- _Your instructions_
Your task is to output the listing exactly, leaving every image out.

=== Entries shown ===

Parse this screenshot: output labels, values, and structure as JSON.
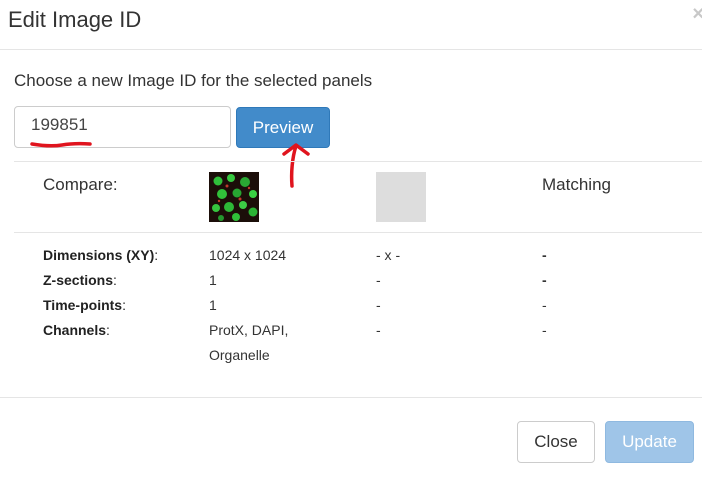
{
  "dialog": {
    "title": "Edit Image ID",
    "close_glyph": "×"
  },
  "form": {
    "instruction": "Choose a new Image ID for the selected panels",
    "image_id_value": "199851",
    "preview_label": "Preview"
  },
  "compare": {
    "compare_label": "Compare:",
    "matching_label": "Matching"
  },
  "rows": [
    {
      "label": "Dimensions (XY)",
      "suffix": ":",
      "current": "1024 x 1024",
      "preview": "- x -",
      "matching": "-"
    },
    {
      "label": "Z-sections",
      "suffix": ":",
      "current": "1",
      "preview": "-",
      "matching": "-"
    },
    {
      "label": "Time-points",
      "suffix": ":",
      "current": "1",
      "preview": "-",
      "matching": "-"
    },
    {
      "label": "Channels",
      "suffix": ":",
      "current": "ProtX, DAPI,",
      "current_line2": "Organelle",
      "preview": "-",
      "matching": "-"
    }
  ],
  "footer": {
    "close_label": "Close",
    "update_label": "Update"
  },
  "colors": {
    "primary": "#428bca",
    "primary_disabled": "#9fc5e8",
    "annotation_red": "#e0141e",
    "thumb_green": "#2ecc40"
  }
}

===

- _Problem solution_
Parse this screenshot: output labels, values, and structure as JSON.
{
  "dialog": {
    "title": "Edit Image ID",
    "close_glyph": "×"
  },
  "form": {
    "instruction": "Choose a new Image ID for the selected panels",
    "image_id_value": "199851",
    "preview_label": "Preview"
  },
  "compare": {
    "compare_label": "Compare:",
    "matching_label": "Matching"
  },
  "rows": [
    {
      "label": "Dimensions (XY)",
      "suffix": ":",
      "current": "1024 x 1024",
      "preview": "- x -",
      "matching": "-"
    },
    {
      "label": "Z-sections",
      "suffix": ":",
      "current": "1",
      "preview": "-",
      "matching": "-"
    },
    {
      "label": "Time-points",
      "suffix": ":",
      "current": "1",
      "preview": "-",
      "matching": "-"
    },
    {
      "label": "Channels",
      "suffix": ":",
      "current": "ProtX, DAPI,",
      "current_line2": "Organelle",
      "preview": "-",
      "matching": "-"
    }
  ],
  "footer": {
    "close_label": "Close",
    "update_label": "Update"
  },
  "colors": {
    "primary": "#428bca",
    "primary_disabled": "#9fc5e8",
    "annotation_red": "#e0141e",
    "thumb_green": "#2ecc40"
  }
}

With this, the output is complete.